Some birth defects can impede normal development in the infant and lead to preterm birth. For example, if an infant develops problems like transposition of the heart's great arteries or spina bifida (open spine) -- a condition in which the neural tube fails to close properly -- doctors may need to perform surgery while the baby is still in the womb, which raises the risk of preterm birth.
A recent study in the journal Obstetrics & Gynecology found that the birth defects most commonly associated with preterm delivery include:
- Down syndrome
- Klinefelter syndrome
- Turner syndrome
- Patau syndrome
- Edwards syndrome
- Congenital structural abnormalities, including orofacial cleft, club foot,
- polydactyly, hypospadias, and spina bifida
- Cardiac, central nervous system, musculoskeletal abnormalities
Did You Know?

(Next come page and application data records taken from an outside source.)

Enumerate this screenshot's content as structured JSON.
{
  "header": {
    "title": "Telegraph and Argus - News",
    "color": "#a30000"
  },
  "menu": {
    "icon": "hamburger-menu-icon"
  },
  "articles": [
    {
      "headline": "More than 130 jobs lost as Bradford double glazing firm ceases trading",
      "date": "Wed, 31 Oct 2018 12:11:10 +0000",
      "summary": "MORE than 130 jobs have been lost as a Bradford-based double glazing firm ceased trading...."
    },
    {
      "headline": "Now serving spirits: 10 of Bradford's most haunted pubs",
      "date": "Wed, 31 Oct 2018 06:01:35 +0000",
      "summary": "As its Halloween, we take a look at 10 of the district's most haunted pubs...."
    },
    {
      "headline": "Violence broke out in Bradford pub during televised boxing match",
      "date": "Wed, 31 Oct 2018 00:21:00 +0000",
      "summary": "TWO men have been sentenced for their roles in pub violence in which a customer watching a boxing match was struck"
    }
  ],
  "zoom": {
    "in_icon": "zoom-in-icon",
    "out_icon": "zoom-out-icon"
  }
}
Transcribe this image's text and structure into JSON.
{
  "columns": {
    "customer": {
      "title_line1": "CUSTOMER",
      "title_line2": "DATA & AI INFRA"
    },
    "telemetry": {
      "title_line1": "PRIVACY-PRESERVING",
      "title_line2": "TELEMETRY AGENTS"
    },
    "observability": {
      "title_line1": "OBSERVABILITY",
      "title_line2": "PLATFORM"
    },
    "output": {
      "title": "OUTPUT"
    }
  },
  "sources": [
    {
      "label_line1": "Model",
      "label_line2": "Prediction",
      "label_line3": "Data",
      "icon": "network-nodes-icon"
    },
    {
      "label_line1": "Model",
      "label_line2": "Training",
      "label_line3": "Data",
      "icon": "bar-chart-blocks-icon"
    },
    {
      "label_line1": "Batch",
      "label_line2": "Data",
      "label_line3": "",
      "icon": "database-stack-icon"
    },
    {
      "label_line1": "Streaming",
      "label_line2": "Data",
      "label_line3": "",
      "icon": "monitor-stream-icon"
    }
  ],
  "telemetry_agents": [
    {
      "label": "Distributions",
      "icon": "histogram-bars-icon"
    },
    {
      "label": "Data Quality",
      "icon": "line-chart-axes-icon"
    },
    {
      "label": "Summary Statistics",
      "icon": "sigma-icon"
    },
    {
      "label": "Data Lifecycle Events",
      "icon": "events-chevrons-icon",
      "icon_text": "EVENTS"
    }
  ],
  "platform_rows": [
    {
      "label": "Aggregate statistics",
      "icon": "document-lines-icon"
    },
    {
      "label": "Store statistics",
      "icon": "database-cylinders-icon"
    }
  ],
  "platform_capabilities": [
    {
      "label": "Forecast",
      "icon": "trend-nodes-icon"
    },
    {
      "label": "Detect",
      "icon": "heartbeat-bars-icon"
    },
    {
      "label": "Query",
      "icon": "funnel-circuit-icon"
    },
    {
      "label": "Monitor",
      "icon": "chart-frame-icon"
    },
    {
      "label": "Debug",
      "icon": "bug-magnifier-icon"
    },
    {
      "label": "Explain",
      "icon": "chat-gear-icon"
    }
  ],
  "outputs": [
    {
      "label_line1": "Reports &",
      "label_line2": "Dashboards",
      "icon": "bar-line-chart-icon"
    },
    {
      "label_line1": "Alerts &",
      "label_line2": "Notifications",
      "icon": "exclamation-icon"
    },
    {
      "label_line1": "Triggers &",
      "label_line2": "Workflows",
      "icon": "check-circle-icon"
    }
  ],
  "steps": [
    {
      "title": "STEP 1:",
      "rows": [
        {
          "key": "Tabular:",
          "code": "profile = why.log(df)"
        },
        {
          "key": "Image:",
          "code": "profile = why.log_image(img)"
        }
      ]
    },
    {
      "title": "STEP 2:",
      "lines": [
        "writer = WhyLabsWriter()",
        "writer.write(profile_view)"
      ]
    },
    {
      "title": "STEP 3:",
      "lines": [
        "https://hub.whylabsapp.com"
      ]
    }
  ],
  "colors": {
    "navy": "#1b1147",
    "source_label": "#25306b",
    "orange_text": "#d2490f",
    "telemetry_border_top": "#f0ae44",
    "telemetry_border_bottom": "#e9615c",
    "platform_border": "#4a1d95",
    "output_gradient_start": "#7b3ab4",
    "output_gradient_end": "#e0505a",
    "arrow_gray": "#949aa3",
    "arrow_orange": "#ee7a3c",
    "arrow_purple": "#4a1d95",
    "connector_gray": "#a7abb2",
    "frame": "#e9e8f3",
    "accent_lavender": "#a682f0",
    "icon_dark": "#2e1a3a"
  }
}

Heart defects are the most common of all birth defects, affecting one in every 100 to 200 pregnancies. Defects of the palate and lip -- cleft lip and cleft palate -- are next, followed by defects of the spine and brain and Down syndrome, according to the U.S. Centers for Disease Control and Prevention (CDC).